Reproduce without any pictures the lines from the one that contains "Output a JSON" through the end of the records, exactly as written.

--- GIVEN DATA ---

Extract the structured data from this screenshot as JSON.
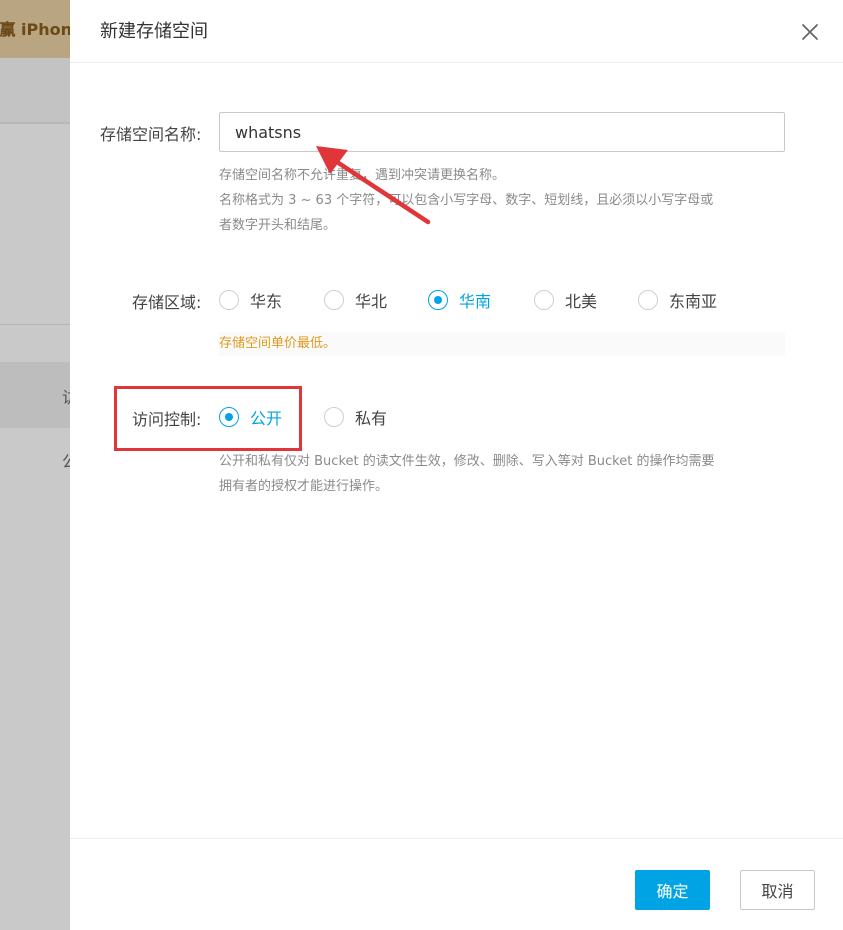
{
  "background": {
    "banner_text": "会赢 iPhon",
    "side_chars": [
      "访",
      "公"
    ]
  },
  "dialog": {
    "title": "新建存储空间",
    "close_icon": "close-icon"
  },
  "form": {
    "name": {
      "label": "存储空间名称:",
      "value": "whatsns",
      "help_lines": [
        "存储空间名称不允许重复，遇到冲突请更换名称。",
        "名称格式为 3 ~ 63 个字符，可以包含小写字母、数字、短划线，且必须以小写字母或",
        "者数字开头和结尾。"
      ]
    },
    "region": {
      "label": "存储区域:",
      "options": [
        "华东",
        "华北",
        "华南",
        "北美",
        "东南亚"
      ],
      "selected": "华南",
      "note": "存储空间单价最低。"
    },
    "access": {
      "label": "访问控制:",
      "options": [
        "公开",
        "私有"
      ],
      "selected": "公开",
      "help_lines": [
        "公开和私有仅对 Bucket 的读文件生效，修改、删除、写入等对 Bucket 的操作均需要",
        "拥有者的授权才能进行操作。"
      ]
    }
  },
  "footer": {
    "confirm_label": "确定",
    "cancel_label": "取消"
  },
  "colors": {
    "accent": "#00a4e4",
    "warning": "#e09a1d",
    "annotation_red": "#e0363a"
  }
}
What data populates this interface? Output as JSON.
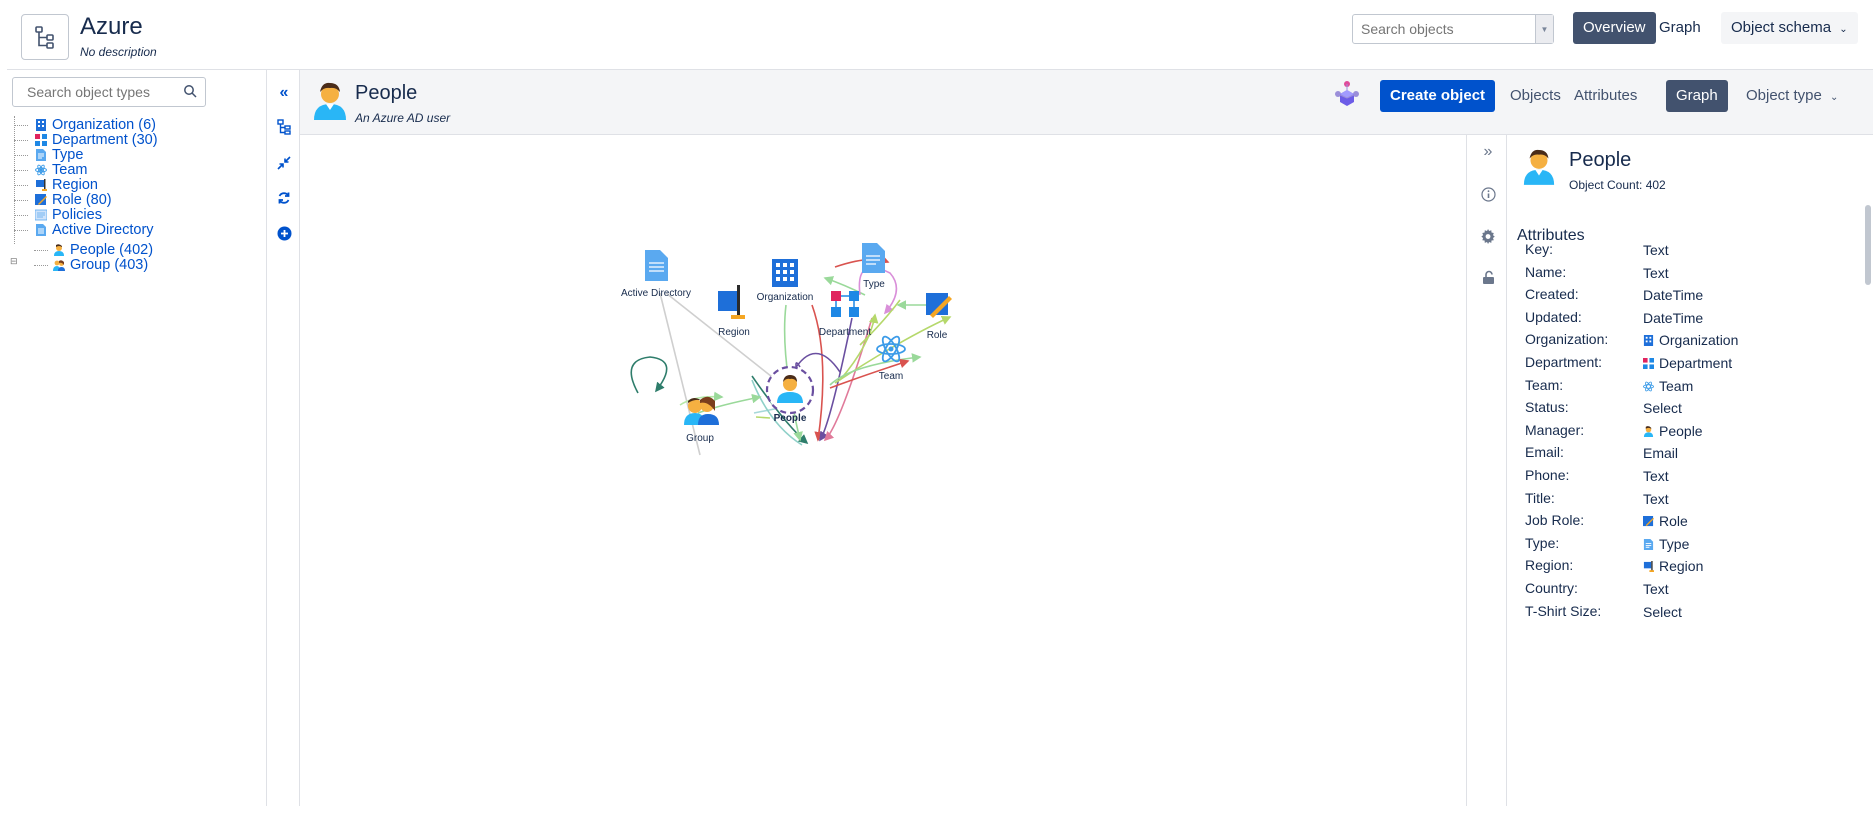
{
  "app": {
    "title": "Azure",
    "description": "No description",
    "search_placeholder": "Search objects",
    "nav": {
      "overview": "Overview",
      "graph": "Graph",
      "object_schema": "Object schema"
    }
  },
  "sidebar": {
    "search_placeholder": "Search object types",
    "items": [
      {
        "label": "Organization (6)",
        "icon": "organization-icon"
      },
      {
        "label": "Department (30)",
        "icon": "department-icon"
      },
      {
        "label": "Type",
        "icon": "type-icon"
      },
      {
        "label": "Team",
        "icon": "team-icon"
      },
      {
        "label": "Region",
        "icon": "region-icon"
      },
      {
        "label": "Role (80)",
        "icon": "role-icon"
      },
      {
        "label": "Policies",
        "icon": "policies-icon"
      },
      {
        "label": "Active Directory",
        "icon": "active-directory-icon"
      }
    ],
    "children": [
      {
        "label": "People (402)",
        "icon": "people-icon"
      },
      {
        "label": "Group (403)",
        "icon": "group-icon"
      }
    ]
  },
  "object": {
    "title": "People",
    "description": "An Azure AD user",
    "create_button": "Create object",
    "tabs": {
      "objects": "Objects",
      "attributes": "Attributes",
      "graph": "Graph",
      "object_type": "Object type"
    }
  },
  "graph": {
    "nodes": {
      "active_directory": "Active Directory",
      "organization": "Organization",
      "type": "Type",
      "region": "Region",
      "department": "Department",
      "role": "Role",
      "team": "Team",
      "group": "Group",
      "people": "People"
    }
  },
  "detail": {
    "title": "People",
    "count": "Object Count: 402",
    "section": "Attributes",
    "attributes": [
      {
        "key": "Key:",
        "value": "Text"
      },
      {
        "key": "Name:",
        "value": "Text"
      },
      {
        "key": "Created:",
        "value": "DateTime"
      },
      {
        "key": "Updated:",
        "value": "DateTime"
      },
      {
        "key": "Organization:",
        "value": "Organization",
        "icon": "organization-icon"
      },
      {
        "key": "Department:",
        "value": "Department",
        "icon": "department-icon"
      },
      {
        "key": "Team:",
        "value": "Team",
        "icon": "team-icon"
      },
      {
        "key": "Status:",
        "value": "Select"
      },
      {
        "key": "Manager:",
        "value": "People",
        "icon": "people-icon"
      },
      {
        "key": "Email:",
        "value": "Email"
      },
      {
        "key": "Phone:",
        "value": "Text"
      },
      {
        "key": "Title:",
        "value": "Text"
      },
      {
        "key": "Job Role:",
        "value": "Role",
        "icon": "role-icon"
      },
      {
        "key": "Type:",
        "value": "Type",
        "icon": "type-icon"
      },
      {
        "key": "Region:",
        "value": "Region",
        "icon": "region-icon"
      },
      {
        "key": "Country:",
        "value": "Text"
      },
      {
        "key": "T-Shirt Size:",
        "value": "Select"
      }
    ]
  },
  "colors": {
    "primary": "#0052cc",
    "active_tab": "#42526e",
    "link": "#0052cc"
  }
}
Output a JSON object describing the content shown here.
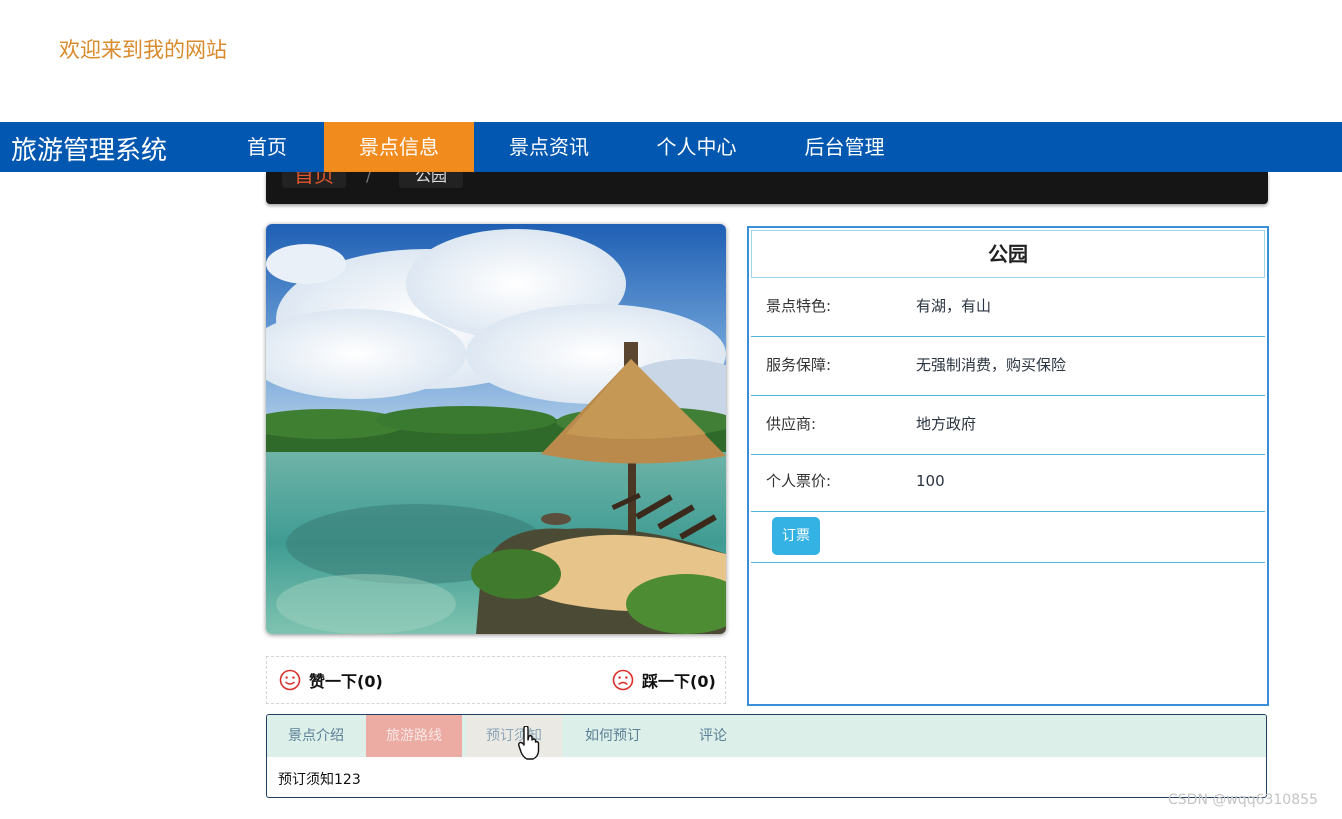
{
  "header": {
    "welcome_text": "欢迎来到我的网站"
  },
  "navbar": {
    "brand": "旅游管理系统",
    "items": [
      {
        "label": "首页",
        "active": false
      },
      {
        "label": "景点信息",
        "active": true
      },
      {
        "label": "景点资讯",
        "active": false
      },
      {
        "label": "个人中心",
        "active": false
      },
      {
        "label": "后台管理",
        "active": false
      }
    ],
    "colors": {
      "bar": "#0257b1",
      "active": "#f28b1d"
    }
  },
  "breadcrumb": {
    "home": "首页",
    "separator": "/",
    "current": "公园"
  },
  "attraction": {
    "name": "公园",
    "rows": [
      {
        "label": "景点特色:",
        "value": "有湖，有山"
      },
      {
        "label": "服务保障:",
        "value": "无强制消费，购买保险"
      },
      {
        "label": "供应商:",
        "value": "地方政府"
      },
      {
        "label": "个人票价:",
        "value": "100"
      }
    ],
    "book_button": "订票"
  },
  "votes": {
    "like_label": "赞一下(0)",
    "dislike_label": "踩一下(0)",
    "like_icon": "smile-icon",
    "dislike_icon": "frown-icon"
  },
  "tabs": {
    "items": [
      {
        "label": "景点介绍"
      },
      {
        "label": "旅游路线"
      },
      {
        "label": "预订须知"
      },
      {
        "label": "如何预订"
      },
      {
        "label": "评论"
      }
    ],
    "content": "预订须知123"
  },
  "watermark": "CSDN @wqq6310855"
}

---

:: EXERCISE RESPONSE ::
Output a JSON object describing the content shown here.
{
  "header": {
    "welcome_text": "欢迎来到我的网站"
  },
  "navbar": {
    "brand": "旅游管理系统",
    "items": [
      {
        "label": "首页",
        "active": false
      },
      {
        "label": "景点信息",
        "active": true
      },
      {
        "label": "景点资讯",
        "active": false
      },
      {
        "label": "个人中心",
        "active": false
      },
      {
        "label": "后台管理",
        "active": false
      }
    ],
    "colors": {
      "bar": "#0257b1",
      "active": "#f28b1d"
    }
  },
  "breadcrumb": {
    "home": "首页",
    "separator": "/",
    "current": "公园"
  },
  "attraction": {
    "name": "公园",
    "rows": [
      {
        "label": "景点特色:",
        "value": "有湖，有山"
      },
      {
        "label": "服务保障:",
        "value": "无强制消费，购买保险"
      },
      {
        "label": "供应商:",
        "value": "地方政府"
      },
      {
        "label": "个人票价:",
        "value": "100"
      }
    ],
    "book_button": "订票"
  },
  "votes": {
    "like_label": "赞一下(0)",
    "dislike_label": "踩一下(0)",
    "like_icon": "smile-icon",
    "dislike_icon": "frown-icon"
  },
  "tabs": {
    "items": [
      {
        "label": "景点介绍"
      },
      {
        "label": "旅游路线"
      },
      {
        "label": "预订须知"
      },
      {
        "label": "如何预订"
      },
      {
        "label": "评论"
      }
    ],
    "content": "预订须知123"
  },
  "watermark": "CSDN @wqq6310855"
}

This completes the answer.